When Treciba Flextach® is administered at the injection site, skin reactions may occur, including hematomas, pain, bleeding, erythema, nodules, swelling, discoloration, itching, a feeling of warmth and compaction at the injection site. These reactions are usually moderate to temporary and resolve with continued treatment.


The frequency, type and severity of adverse reactions in children do not differ from those in the general population of patients with diabetes mellitus (see the section "pharmacodynamics").

Special populations

According to clinical studies, the frequency, type and severity of adverse reactions observed in elderly patients and patients with impaired renal and hepatic function do not differ from those in the general population.

Expiration date.

2.5 years old.

Storage conditions.

Store in the refrigerator at a temperature of 2-8 °C (not too close to the freezer). Do not freeze. To protect yourself from sunlight, keep the pen with the cap on.

Store the syringe pen after the first use at a temperature not exceeding 30 °C. It can be stored in the refrigerator at a temperature of 2-8 °C. use for 8 weeks.  After each injection, the syringe pen should be closed again with a cap to protect it from light.

Keep out of reach of children.


The addition of various substances to Treciba Flextach may lead to degradation of degludec insulin.

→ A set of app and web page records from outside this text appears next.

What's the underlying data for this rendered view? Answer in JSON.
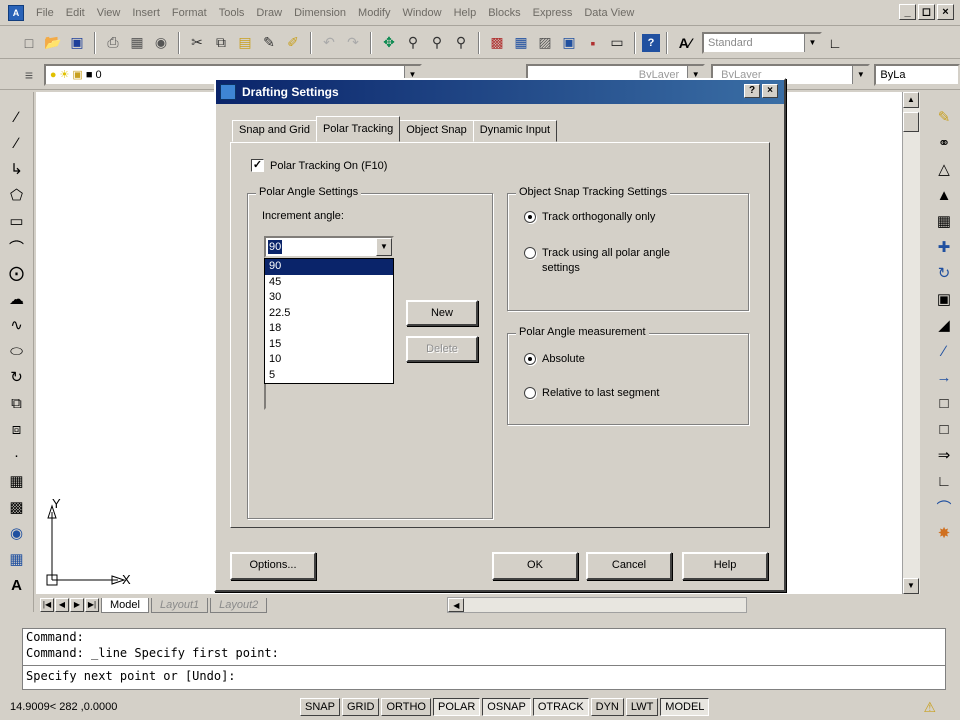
{
  "menu": {
    "items": [
      "File",
      "Edit",
      "View",
      "Insert",
      "Format",
      "Tools",
      "Draw",
      "Dimension",
      "Modify",
      "Window",
      "Help",
      "Blocks",
      "Express",
      "Data View"
    ]
  },
  "window_buttons": [
    "_",
    "&#9723;",
    "×"
  ],
  "toolbar": {
    "text_style_value": "Standard"
  },
  "layers": {
    "layer_name": "0",
    "color_value": "ByLayer",
    "linetype_value": "ByLayer",
    "lineweight_value": "ByLa"
  },
  "ucs": {
    "y_label": "Y",
    "x_label": "X"
  },
  "layout_tabs": [
    {
      "label": "Model",
      "active": true
    },
    {
      "label": "Layout1",
      "active": false
    },
    {
      "label": "Layout2",
      "active": false
    }
  ],
  "command": {
    "lines": [
      "Command:",
      "Command: _line Specify first point:"
    ],
    "prompt": "Specify next point or [Undo]:"
  },
  "status": {
    "coords": "14.9009< 282   ,0.0000",
    "buttons": [
      {
        "label": "SNAP",
        "on": false
      },
      {
        "label": "GRID",
        "on": false
      },
      {
        "label": "ORTHO",
        "on": false
      },
      {
        "label": "POLAR",
        "on": true
      },
      {
        "label": "OSNAP",
        "on": true
      },
      {
        "label": "OTRACK",
        "on": true
      },
      {
        "label": "DYN",
        "on": false
      },
      {
        "label": "LWT",
        "on": false
      },
      {
        "label": "MODEL",
        "on": true
      }
    ]
  },
  "dialog": {
    "title": "Drafting Settings",
    "help_btn": "?",
    "close_btn": "×",
    "tabs": [
      {
        "label": "Snap and Grid",
        "active": false
      },
      {
        "label": "Polar Tracking",
        "active": true
      },
      {
        "label": "Object Snap",
        "active": false
      },
      {
        "label": "Dynamic Input",
        "active": false
      }
    ],
    "polar_on_label": "Polar Tracking On (F10)",
    "polar_on_checked": true,
    "polar_angle_group": {
      "title": "Polar Angle Settings",
      "increment_label": "Increment angle:",
      "increment_value": "90",
      "options": [
        "90",
        "45",
        "30",
        "22.5",
        "18",
        "15",
        "10",
        "5"
      ],
      "selected_index": 0,
      "new_btn": "New",
      "delete_btn": "Delete"
    },
    "osnap_group": {
      "title": "Object Snap Tracking Settings",
      "opt1": "Track orthogonally only",
      "opt2": "Track using all polar angle settings",
      "selected": 1
    },
    "measure_group": {
      "title": "Polar Angle measurement",
      "opt1": "Absolute",
      "opt2": "Relative to last segment",
      "selected": 1
    },
    "options_btn": "Options...",
    "ok_btn": "OK",
    "cancel_btn": "Cancel",
    "help_footer_btn": "Help"
  }
}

Treciba Flextach should not be added to infusion solutions or mixed with any other drug.

Tags: Tresiba® [Insulin degludec]